Some customers “essentially drove their car for free for six to seven months,” Ivan Drury, Edmunds senior manager of insights, said last week. “All that deprecation that was supposed to happen was wiped clean.” Customers paid more for cars this summer, but they also got more bang for their trade-in, according to Tyson Jominy, vice president of data and analytics at J.D. Power. Transaction prices were up 6.5 percent year over year in September and well over $2,000 per vehicle, Jominy said. But monthly payments rose year over year by only $5 in September, according to J.D. Power data. He calls that “mind-boggling.”

“We have forces pulling in opposite directions,” he said. “Consumers are paying more, but dealers are dealing less. A third of consumers are bringing negative equity into the trade, and we’re making it go away.”

Prime Automotive Group, with 40 dealerships in six states, experienced an average of $1,500 in additional profits on used vehicles sold at the peak this summer. Elevated prices helped the group but also assisted customers trading in a vehicle, Skelton said. That additional value could have helped customers offset a hefty portion of the higher purchase price.

“If you’re trading a car in, you’re getting much more value from your car. But when you buy something else, you’re gonna pay more,” he said.

Still, not every dealership customer is benefiting from the price jump. Joe Opolski, used-car finance director at Roy O’Brien Ford in St. Clair Shores, Mich., said it’s been challenging to manage a customer’s negative equity while the value of off-lease vehicle inventory is inflated. “Profit margins are pretty thin,” Opolski said. “When we get a customer trading in a car to us on a vehicle [we overpaid for], it’s a little bit tougher to put a deal together.”

There are fewer levers at the dealership’s disposal for customers coming in with large amounts of negative equity, Opolski said. To put together a deal a lender is willing to accept, the dealership can discount the used vehicle, which would undercut profits, or add value to a customer’s trade-in, which the dealership will have to work out when it tries to sell that vehicle.

“There’s only so much room,” he said. “You have to know the lender programs well.”

Dealership outlook on customers’ financial positions moving through the pandemic period varies by market and brand. Toyota dealer Brian McCafferty said he can understand how some retailers are weighing a customer’s debt against used-car profitability. But he’s just not seeing that dynamic play out at his stores.

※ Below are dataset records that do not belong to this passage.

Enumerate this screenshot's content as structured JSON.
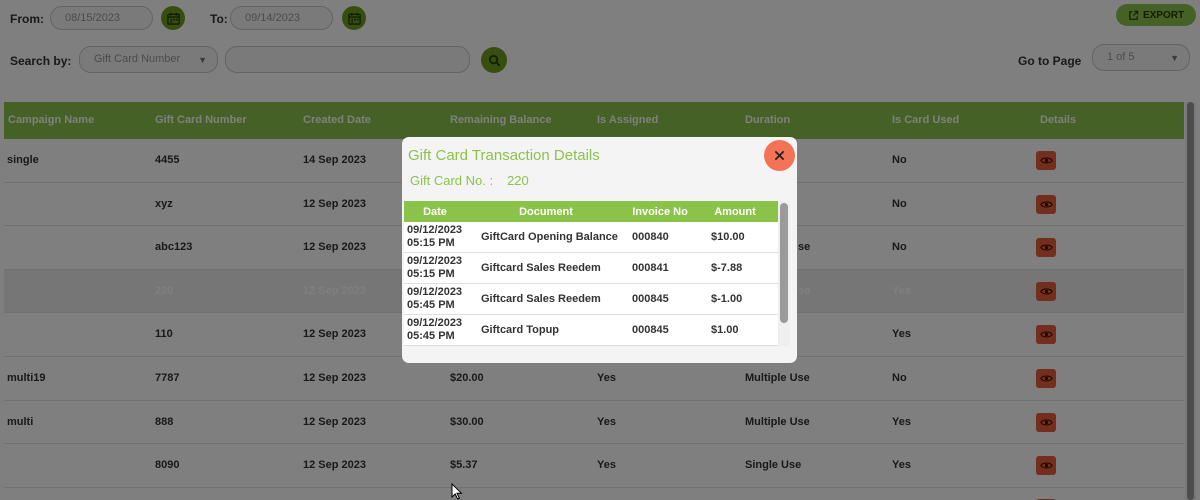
{
  "filters": {
    "from_label": "From:",
    "from_value": "08/15/2023",
    "to_label": "To:",
    "to_value": "09/14/2023",
    "export_label": "EXPORT",
    "search_by_label": "Search by:",
    "search_by_selected": "Gift Card Number",
    "search_value": "",
    "go_to_page_label": "Go to Page",
    "page_selected": "1 of 5"
  },
  "table": {
    "headers": [
      "Campaign Name",
      "Gift Card Number",
      "Created Date",
      "Remaining Balance",
      "Is Assigned",
      "Duration",
      "Is Card Used",
      "Details"
    ],
    "rows": [
      {
        "campaign": "single",
        "number": "4455",
        "created": "14 Sep 2023",
        "balance": "",
        "assigned": "",
        "duration": "",
        "used": "No"
      },
      {
        "campaign": "",
        "number": "xyz",
        "created": "12 Sep 2023",
        "balance": "",
        "assigned": "",
        "duration": "",
        "used": "No"
      },
      {
        "campaign": "",
        "number": "abc123",
        "created": "12 Sep 2023",
        "balance": "",
        "assigned": "",
        "duration": "se",
        "used": "No"
      },
      {
        "campaign": "",
        "number": "220",
        "created": "12 Sep 2023",
        "balance": "",
        "assigned": "",
        "duration": "se",
        "used": "Yes"
      },
      {
        "campaign": "",
        "number": "110",
        "created": "12 Sep 2023",
        "balance": "",
        "assigned": "",
        "duration": "",
        "used": "Yes"
      },
      {
        "campaign": "multi19",
        "number": "7787",
        "created": "12 Sep 2023",
        "balance": "$20.00",
        "assigned": "Yes",
        "duration": "Multiple Use",
        "used": "No"
      },
      {
        "campaign": "multi",
        "number": "888",
        "created": "12 Sep 2023",
        "balance": "$30.00",
        "assigned": "Yes",
        "duration": "Multiple Use",
        "used": "Yes"
      },
      {
        "campaign": "",
        "number": "8090",
        "created": "12 Sep 2023",
        "balance": "$5.37",
        "assigned": "Yes",
        "duration": "Single Use",
        "used": "Yes"
      }
    ]
  },
  "modal": {
    "title": "Gift Card Transaction Details",
    "card_no_label": "Gift Card No.   :",
    "card_no_value": "220",
    "columns": [
      "Date",
      "Document",
      "Invoice No",
      "Amount"
    ],
    "transactions": [
      {
        "date": "09/12/2023",
        "time": "05:15 PM",
        "document": "GiftCard Opening Balance",
        "invoice": "000840",
        "amount": "$10.00"
      },
      {
        "date": "09/12/2023",
        "time": "05:15 PM",
        "document": "Giftcard Sales Reedem",
        "invoice": "000841",
        "amount": "$-7.88"
      },
      {
        "date": "09/12/2023",
        "time": "05:45 PM",
        "document": "Giftcard Sales Reedem",
        "invoice": "000845",
        "amount": "$-1.00"
      },
      {
        "date": "09/12/2023",
        "time": "05:45 PM",
        "document": "Giftcard Topup",
        "invoice": "000845",
        "amount": "$1.00"
      }
    ]
  },
  "colors": {
    "accent_green": "#8bc34a",
    "button_green": "#6f9c1e",
    "details_button": "#e85d3a",
    "close_button": "#f47356"
  },
  "icons": {
    "calendar": "calendar-icon",
    "export": "export-icon",
    "search": "search-icon",
    "details": "eye-icon",
    "close": "close-icon"
  }
}
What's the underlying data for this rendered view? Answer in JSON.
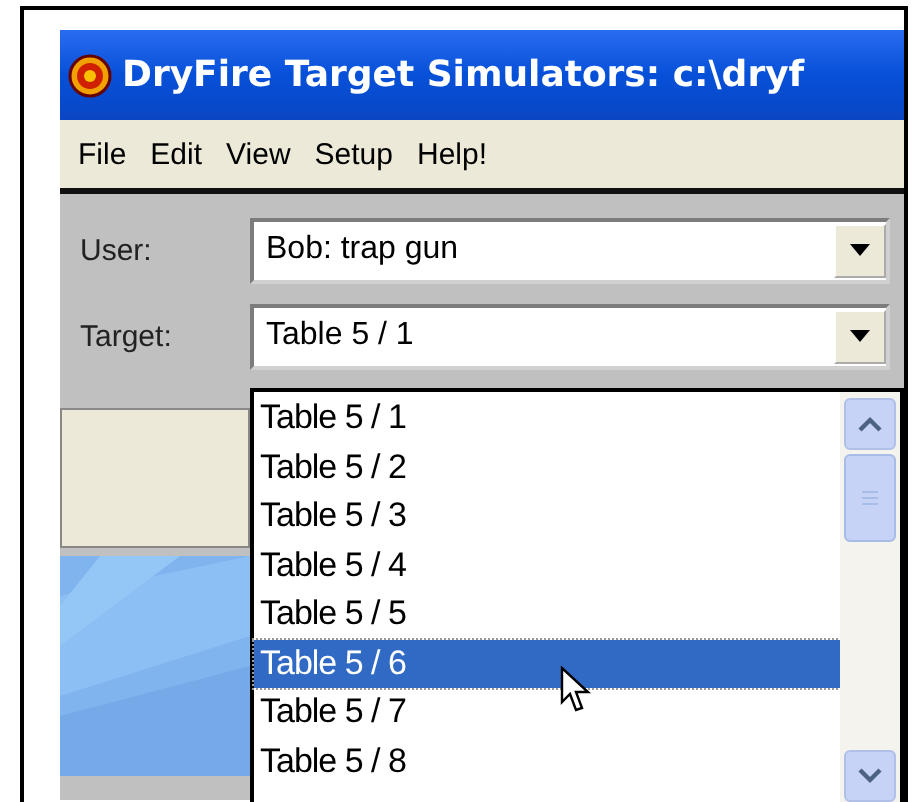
{
  "window": {
    "title": "DryFire Target Simulators: c:\\dryf"
  },
  "menu": [
    "File",
    "Edit",
    "View",
    "Setup",
    "Help!"
  ],
  "fields": [
    {
      "label": "User:",
      "value": "Bob: trap gun"
    },
    {
      "label": "Target:",
      "value": "Table 5 / 1"
    }
  ],
  "dropdown": {
    "items": [
      {
        "label": "Table 5 / 1",
        "selected": false
      },
      {
        "label": "Table 5 / 2",
        "selected": false
      },
      {
        "label": "Table 5 / 3",
        "selected": false
      },
      {
        "label": "Table 5 / 4",
        "selected": false
      },
      {
        "label": "Table 5 / 5",
        "selected": false
      },
      {
        "label": "Table 5 / 6",
        "selected": true
      },
      {
        "label": "Table 5 / 7",
        "selected": false
      },
      {
        "label": "Table 5 / 8",
        "selected": false
      }
    ]
  }
}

“We have dealt with more equity in trades in the last four months than we have seen in the last 10 years,” said McCafferty, owner of Avondale Toyota in Arizona and One Toyota of Oakland in California. “For a lot of people, their equity position increased when they went from their used car to their new.”

Another element that lowers the risk of negative equity unique to the pandemic period is the growth of consumer savings. McCafferty said his customers have fewer outings and vacations lightening their wallets. Those who remained employed without salary cuts also got a boost from government stimulus checks and tax returns. The average down payment has gone up about 15 percent at his stores, he said.

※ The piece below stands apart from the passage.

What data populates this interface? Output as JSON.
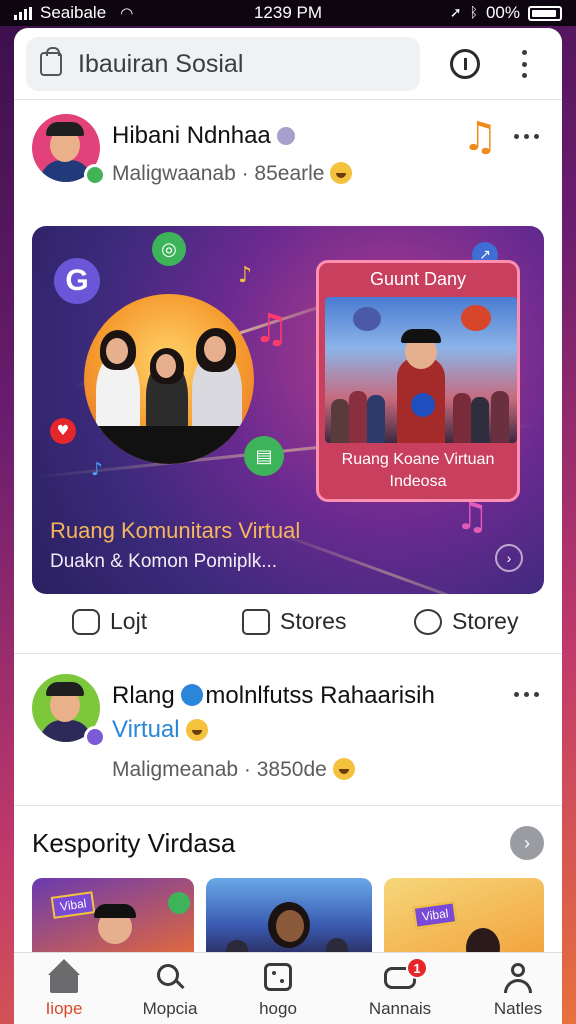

Additionally, the group shored up used-vehicle inventory at the right time. McCafferty said he purchased $5 million worth of used cars to sell at his dealerships in late March and early April. Those vehicles sold in 30 to 45 days, he said, and for record profits.

“Those same cars we bought for 25 percent off were going for over 35 percent their value,” he said.

As off-lease vehicles return to the market, used-car values are returning to normal levels. But as pandemic constraints persist, as well as the economic recession, McCafferty said he believes inventory could be tight for years. The rental car business will remain deeply impacted, and lacking the relief valve for excess inventory, manufacturers will be forced to hew production plans closer to retail demand.

Said McCafferty: “Moving forward, what really is going to determine what position these people are in is what the overall manufacturing of the industry looks like in 15 to 18 months.”